# BLDC Motor - supply current vs line to line current

I have a BLDC Motor. I am measuring the current coming from the DC power supply. How is the measured current related to the line to line current?

Thanks

The relationship between power input from the supply and power absorbed by the motor is obvious, but deriving an exact relationship between supply current and phase current is not.

If you are considering a 3 phase BLDC motor with 6 step commutation (not sine wave drive) some assumptions can be made:-

1. Phase-to-phase voltage is an AC trapezoid wave, with peak voltage equaling the supply voltage.

2. Motor current in each phase line approximates a bipolar 'square' wave with a duty cycle of 2/3, 1/3 flowing at full supply voltage and the other 1/3 while voltage is ramping down to zero.

From this information it should be possible to calculate the rms current. However in practice the current waveform may vary dramatically depending on motor inductance, back-emf, mechanical load and PWM ratio, making calculations much more complex because motor and controller characteristics must be included. Accurately measuring rms phase current can also be challenging.

Here are some scope traces of a motor I tested. In the first image the motor is running free. Phase-to-phase voltage is a well defined trapezoid, but current has a large ripple component and high crest factor (2.4A peak vs 1.3A DC supply current).

The second trace shows current in a heavily loaded motor. Here we see the current waveform has become more 'square' but has a slope due to winding inductance. Peak phase current is now only slightly higher than DC supply current:-

The third trace was taken at a higher supply voltage, but with PWM lowered to 60% to get the same motor output power. The waveform has become triangular, with current recirculating through the controller during the 40% PWM 'off' time (downward slope of the triangle wave). During this time no current is drawn from the power supply, so average motor current is 100/60 = 1.67 times higher than the power supply current. Peak phase current is even higher, in this case ~3.3 times higher.
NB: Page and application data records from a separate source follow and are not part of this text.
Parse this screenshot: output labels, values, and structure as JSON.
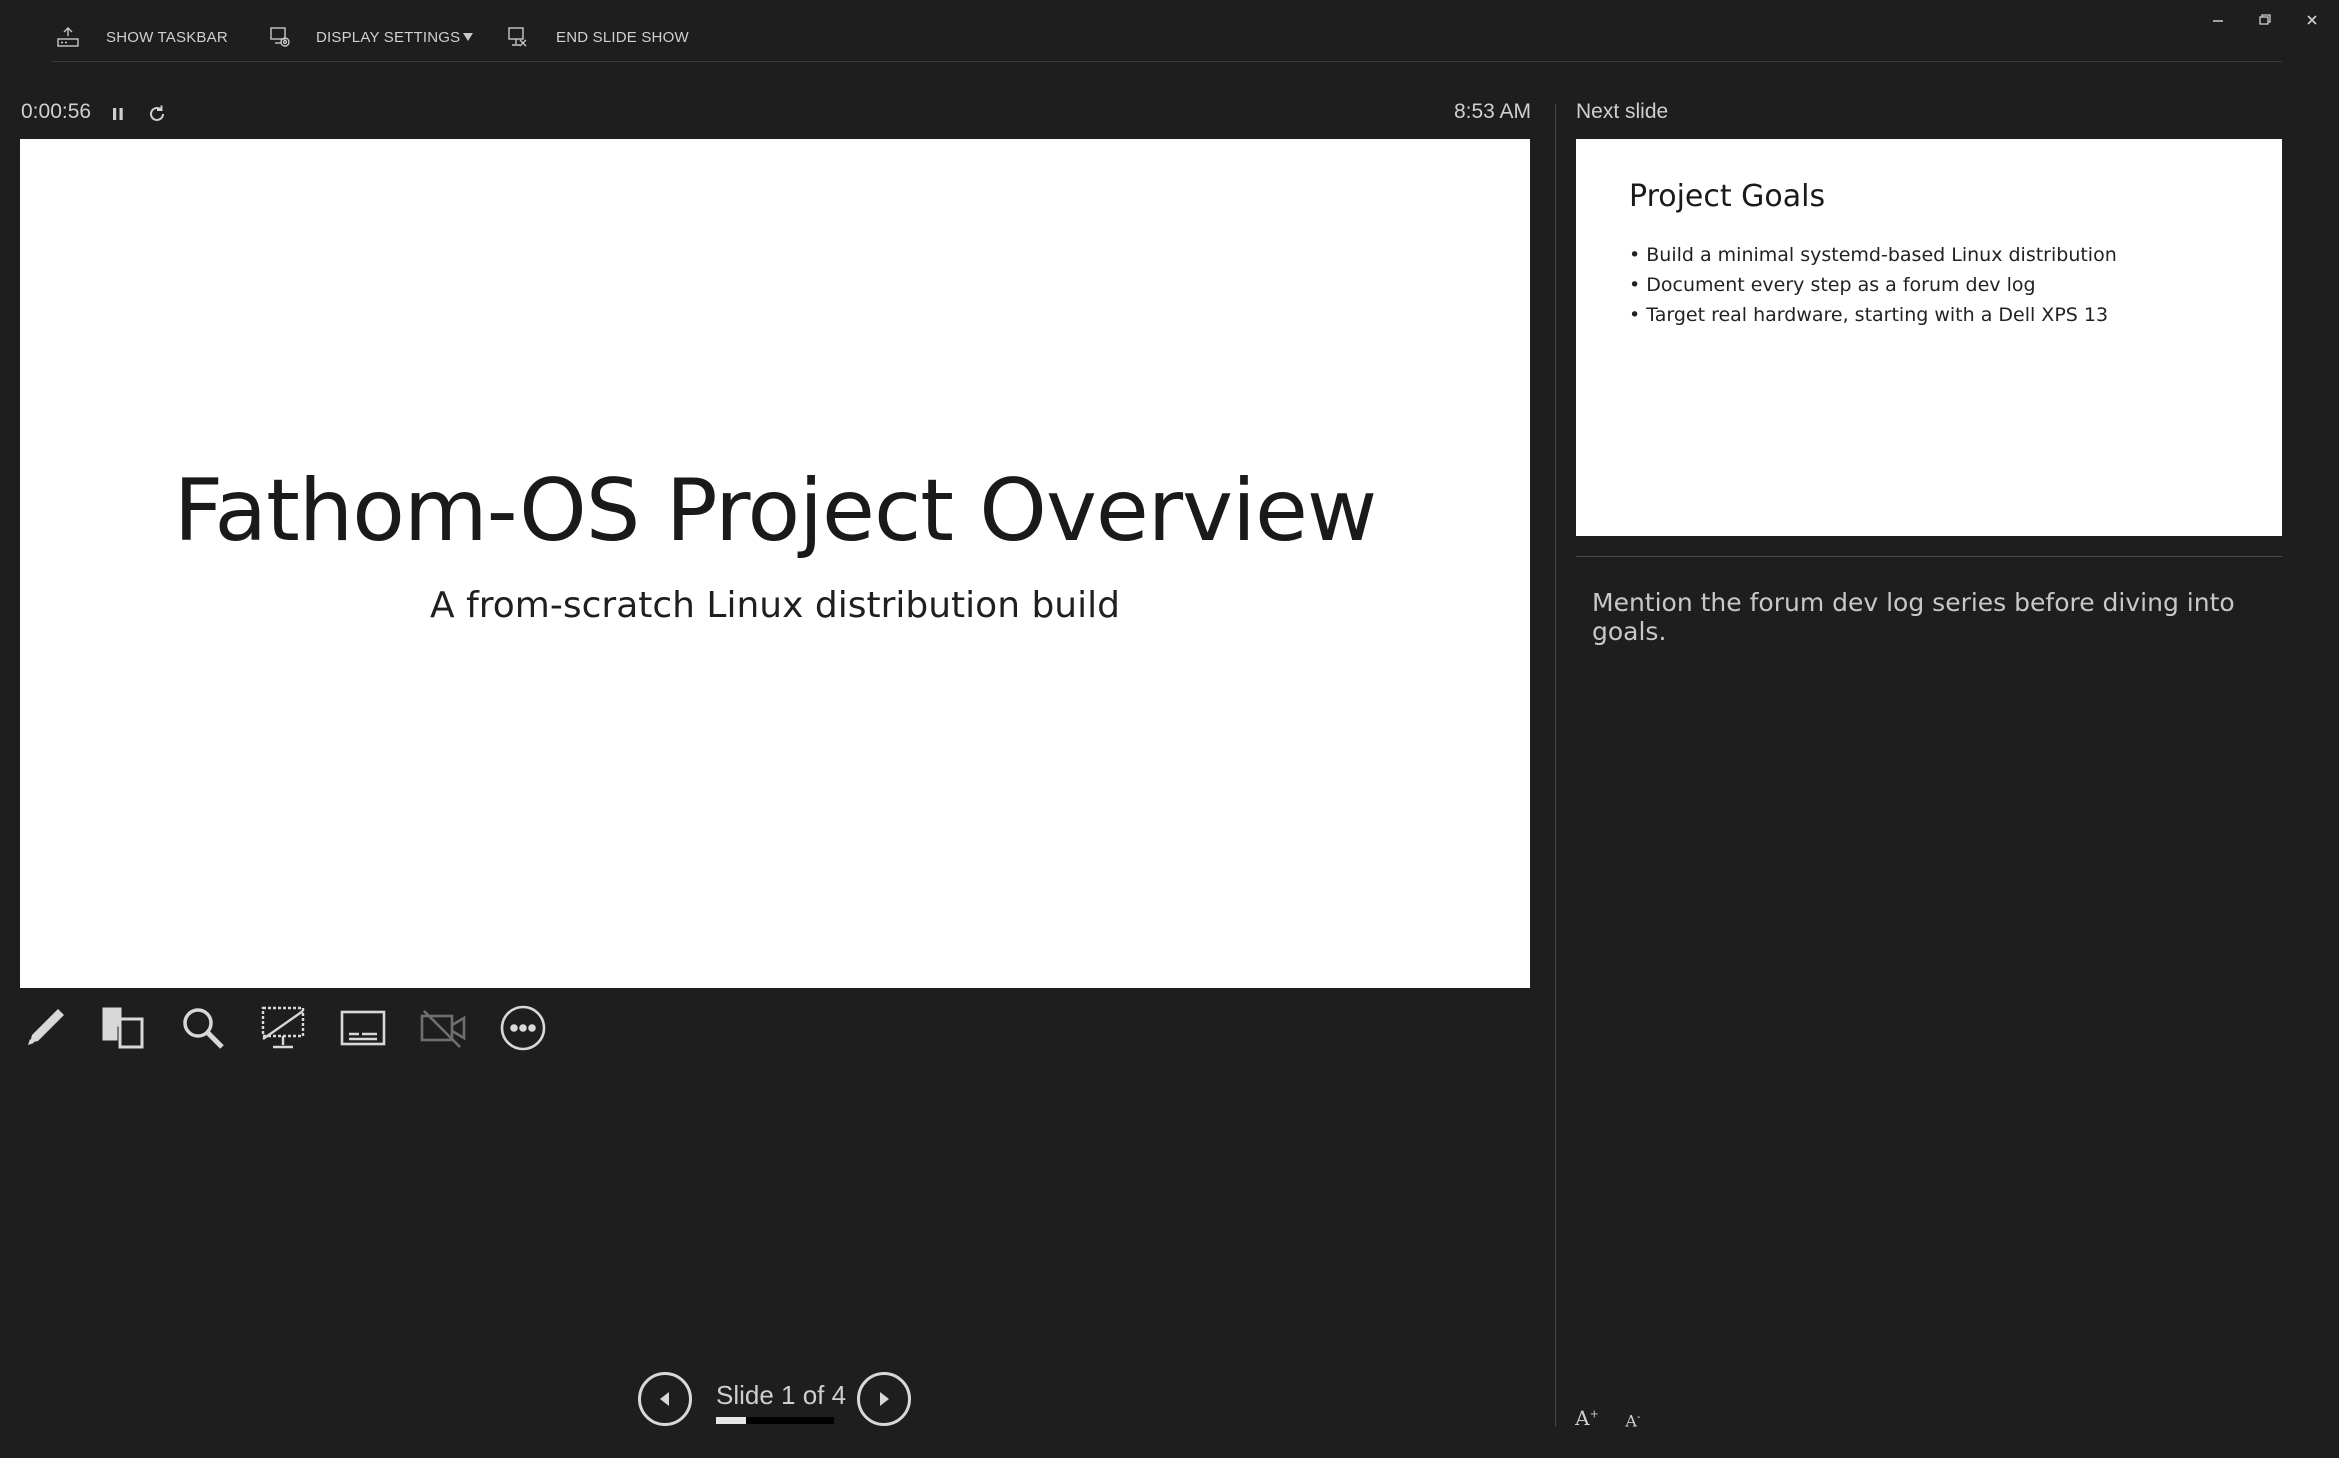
{
  "toolbar": {
    "show_taskbar": "SHOW TASKBAR",
    "display_settings": "DISPLAY SETTINGS",
    "end_slide_show": "END SLIDE SHOW"
  },
  "timer": {
    "elapsed": "0:00:56",
    "clock": "8:53 AM"
  },
  "current_slide": {
    "title": "Fathom-OS Project Overview",
    "subtitle": "A from-scratch Linux distribution build"
  },
  "tools": [
    "pen-icon",
    "see-all-slides-icon",
    "zoom-icon",
    "black-screen-icon",
    "subtitles-icon",
    "camera-off-icon",
    "more-options-icon"
  ],
  "navigation": {
    "label": "Slide 1 of 4",
    "current": 1,
    "total": 4
  },
  "next_slide": {
    "label": "Next slide",
    "title": "Project Goals",
    "bullets": [
      "Build a minimal systemd-based Linux distribution",
      "Document every step as a forum dev log",
      "Target real hardware, starting with a Dell XPS 13"
    ]
  },
  "notes": "Mention the forum dev log series before diving into goals.",
  "colors": {
    "background": "#1e1e1e",
    "text": "#d6d6d6",
    "slide": "#ffffff"
  }
}
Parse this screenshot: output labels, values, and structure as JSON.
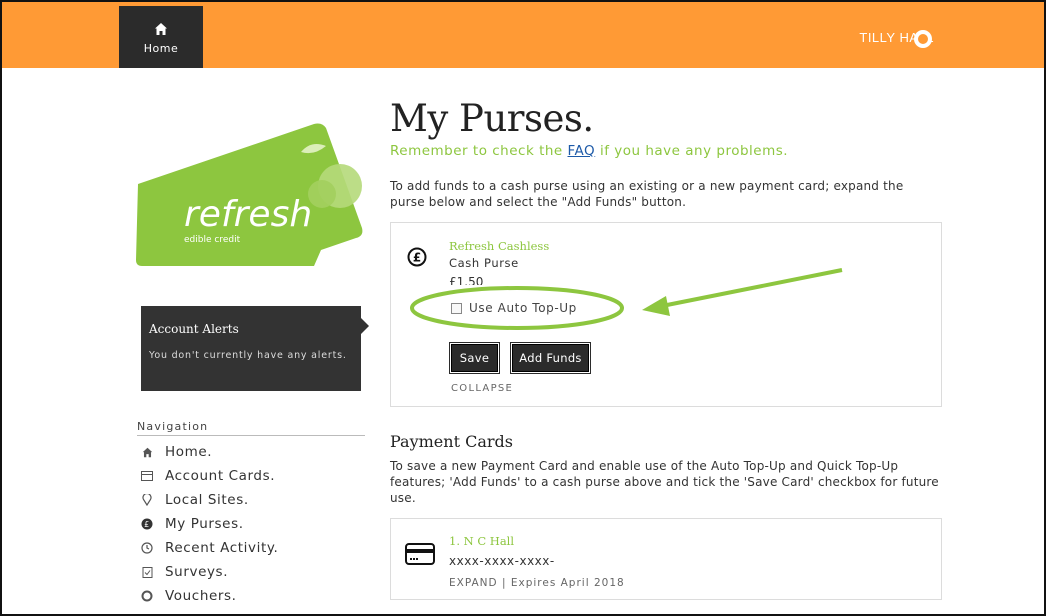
{
  "header": {
    "home_label": "Home",
    "user_name": "TILLY HALL"
  },
  "brand_card": {
    "wordmark": "refresh",
    "tagline": "edible credit",
    "color": "#8dc63f"
  },
  "alerts": {
    "title": "Account Alerts",
    "message": "You don't currently have any alerts."
  },
  "navigation": {
    "title": "Navigation",
    "items": [
      {
        "label": "Home.",
        "icon": "home-icon"
      },
      {
        "label": "Account Cards.",
        "icon": "card-icon"
      },
      {
        "label": "Local Sites.",
        "icon": "location-pin-icon"
      },
      {
        "label": "My Purses.",
        "icon": "purse-icon"
      },
      {
        "label": "Recent Activity.",
        "icon": "clock-icon"
      },
      {
        "label": "Surveys.",
        "icon": "clipboard-icon"
      },
      {
        "label": "Vouchers.",
        "icon": "ring-icon"
      }
    ]
  },
  "main": {
    "title": "My Purses.",
    "subtitle_prefix": "Remember to check the ",
    "subtitle_link": "FAQ",
    "subtitle_suffix": " if you have any problems.",
    "intro": "To add funds to a cash purse using an existing or a new payment card; expand the purse below and select the \"Add Funds\" button."
  },
  "purse": {
    "name": "Refresh Cashless",
    "type": "Cash Purse",
    "balance": "£1.50",
    "auto_topup_label": "Use Auto Top-Up",
    "auto_topup_checked": false,
    "save_label": "Save",
    "add_funds_label": "Add Funds",
    "collapse_label": "COLLAPSE"
  },
  "payment_cards": {
    "title": "Payment Cards",
    "description": "To save a new Payment Card and enable use of the Auto Top-Up and Quick Top-Up features; 'Add Funds' to a cash purse above and tick the 'Save Card' checkbox for future use.",
    "cards": [
      {
        "name": "1. N C Hall",
        "number": "xxxx-xxxx-xxxx-",
        "expand_label": "EXPAND",
        "expires": "Expires April 2018"
      }
    ]
  },
  "colors": {
    "header": "#ff9a35",
    "accent_green": "#8dc63f",
    "dark": "#2b2b2b",
    "annotation": "#8dc63f"
  }
}
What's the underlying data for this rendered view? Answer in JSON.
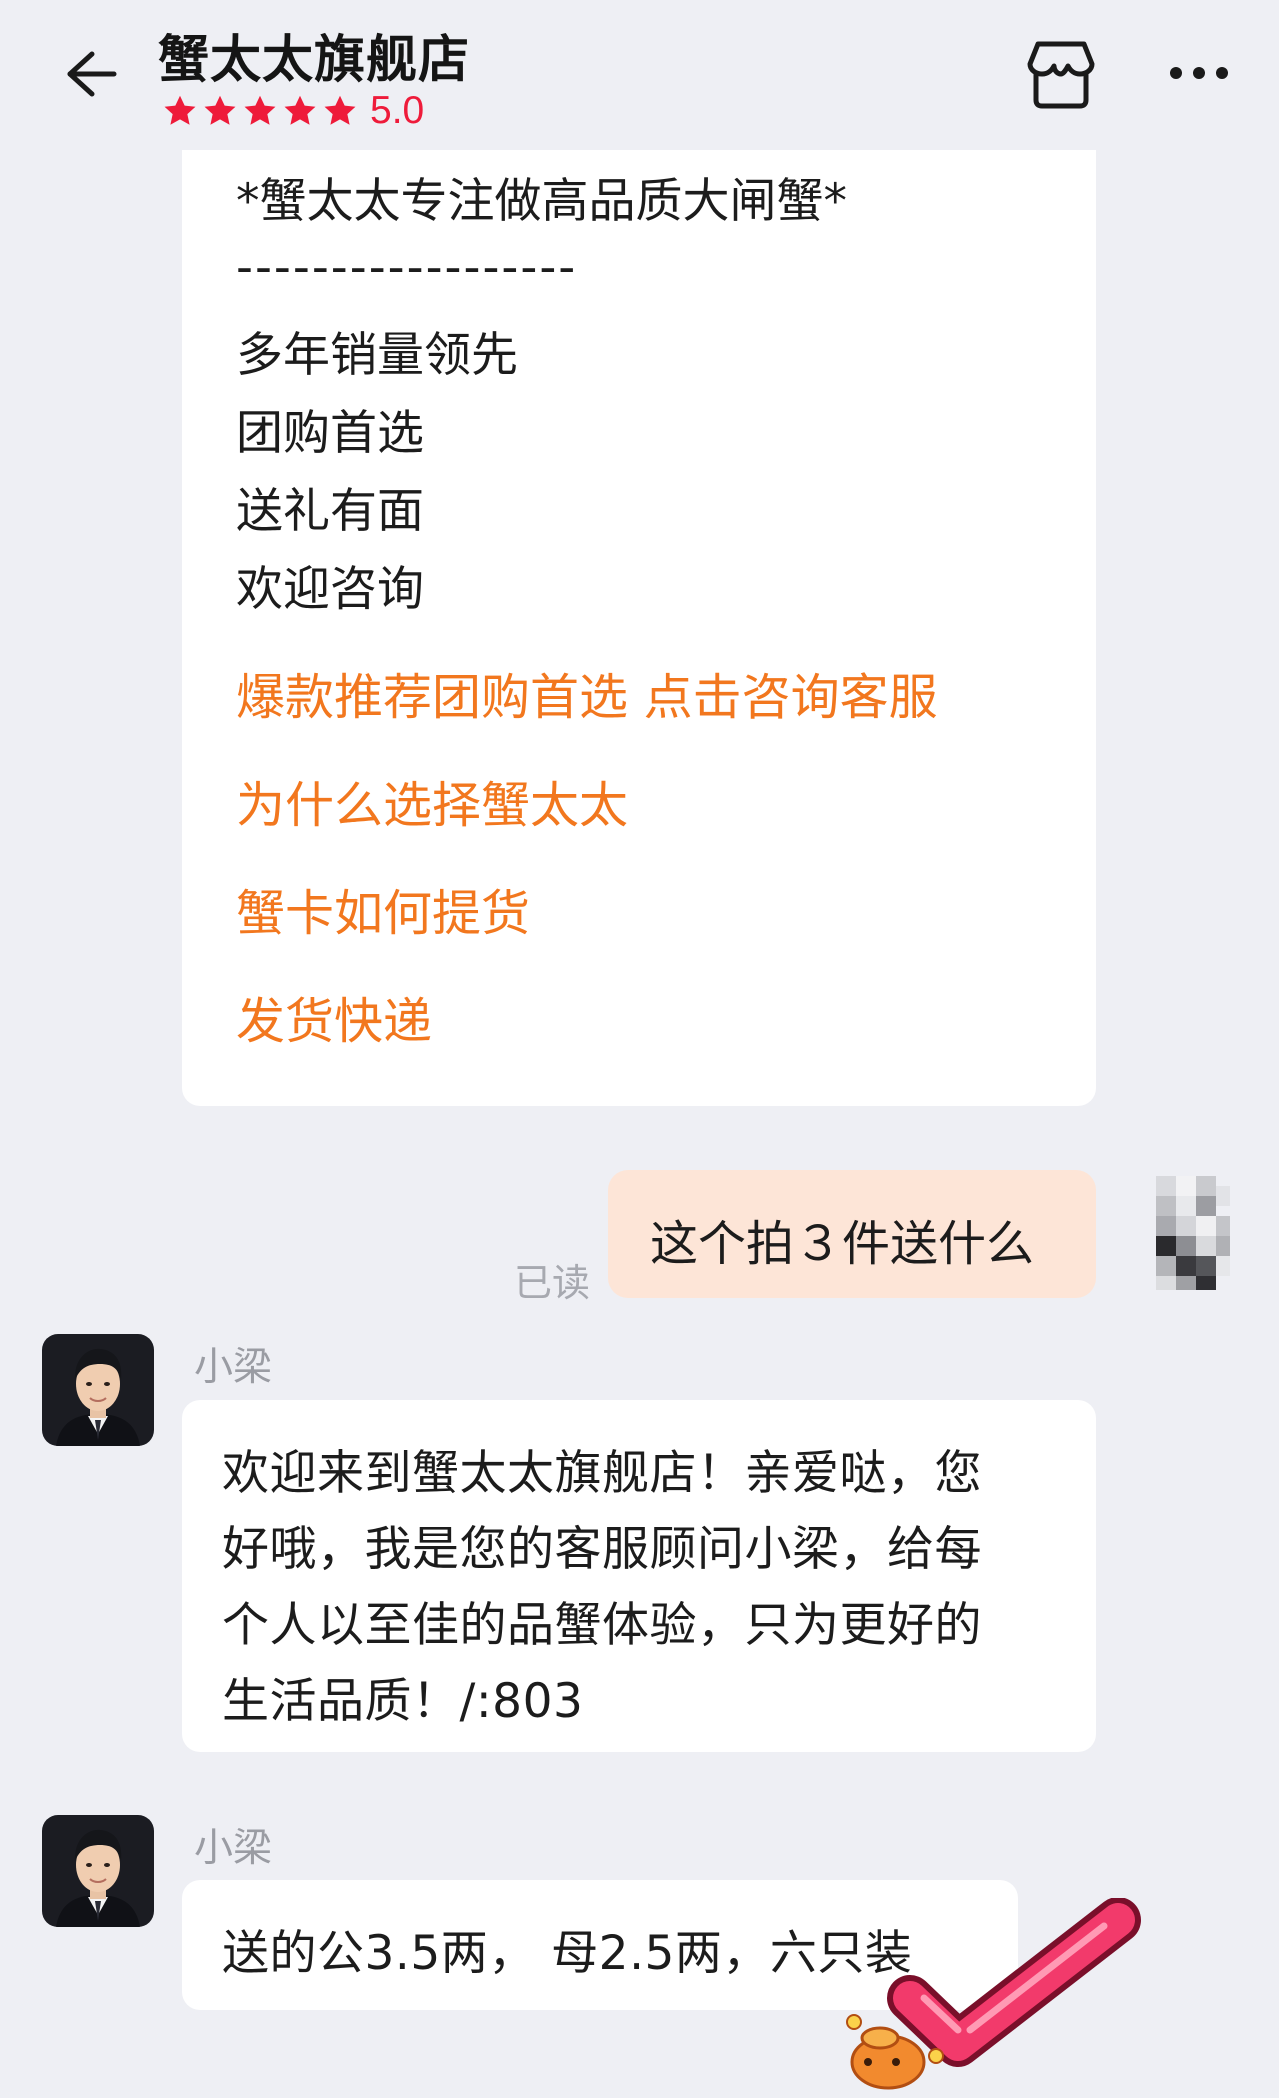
{
  "header": {
    "back_icon": "arrow-left-icon",
    "shop_name": "蟹太太旗舰店",
    "rating_stars": 5,
    "rating_score": "5.0",
    "store_icon": "store-icon",
    "more_icon": "more-dots-icon"
  },
  "menu_card": {
    "tagline": "*蟹太太专注做高品质大闸蟹*",
    "divider": "------------------",
    "lines": [
      "多年销量领先",
      "团购首选",
      "送礼有面",
      "欢迎咨询"
    ],
    "links": [
      "爆款推荐团购首选 点击咨询客服",
      "为什么选择蟹太太",
      "蟹卡如何提货",
      "发货快递"
    ]
  },
  "user_message": {
    "text": "这个拍３件送什么",
    "read_status": "已读"
  },
  "agent_messages": [
    {
      "name": "小梁",
      "lines": [
        "欢迎来到蟹太太旗舰店！亲爱哒，您",
        "好哦，我是您的客服顾问小梁，给每",
        "个人以至佳的品蟹体验，只为更好的",
        "生活品质！/:803"
      ]
    },
    {
      "name": "小梁",
      "lines": [
        "送的公3.5两， 母2.5两，六只装"
      ]
    }
  ],
  "colors": {
    "background": "#eeeff4",
    "accent_orange": "#f2771e",
    "rating_red": "#ee1b3a",
    "user_bubble": "#fde5d7",
    "check_pink": "#f23a6b"
  },
  "sticker_icon": "check-mark-sticker-icon"
}
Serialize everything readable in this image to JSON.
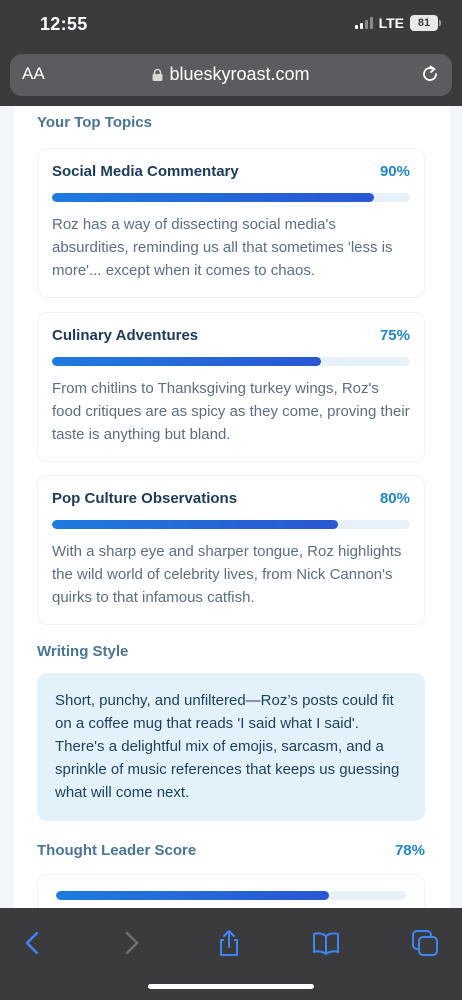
{
  "status": {
    "time": "12:55",
    "network": "LTE",
    "battery": "81"
  },
  "browser": {
    "text_size_label": "AA",
    "url": "blueskyroast.com"
  },
  "sections": {
    "top_topics_title": "Your Top Topics",
    "writing_style_title": "Writing Style",
    "thought_leader_title": "Thought Leader Score"
  },
  "topics": [
    {
      "name": "Social Media Commentary",
      "percent_label": "90%",
      "percent_value": 90,
      "description": "Roz has a way of dissecting social media's absurdities, reminding us all that sometimes 'less is more'... except when it comes to chaos."
    },
    {
      "name": "Culinary Adventures",
      "percent_label": "75%",
      "percent_value": 75,
      "description": "From chitlins to Thanksgiving turkey wings, Roz's food critiques are as spicy as they come, proving their taste is anything but bland."
    },
    {
      "name": "Pop Culture Observations",
      "percent_label": "80%",
      "percent_value": 80,
      "description": "With a sharp eye and sharper tongue, Roz highlights the wild world of celebrity lives, from Nick Cannon's quirks to that infamous catfish."
    }
  ],
  "writing_style": {
    "text": "Short, punchy, and unfiltered—Roz’s posts could fit on a coffee mug that reads 'I said what I said'. There's a delightful mix of emojis, sarcasm, and a sprinkle of music references that keeps us guessing what will come next."
  },
  "thought_leader": {
    "percent_label": "78%",
    "percent_value": 78
  },
  "toolbar": {
    "icons": [
      "back-icon",
      "forward-icon",
      "share-icon",
      "bookmarks-icon",
      "tabs-icon"
    ]
  },
  "colors": {
    "chrome": "#3b3b3d",
    "accent": "#1f86c8",
    "bar_start": "#1e7be0",
    "bar_end": "#2a56d3",
    "style_box_bg": "#e3f1fa"
  }
}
The power coming from the DC power supply is equal to the power input to the motor plus the losses in any controller that is between the power supply and the converter. You will need to calculate the power based on that principle.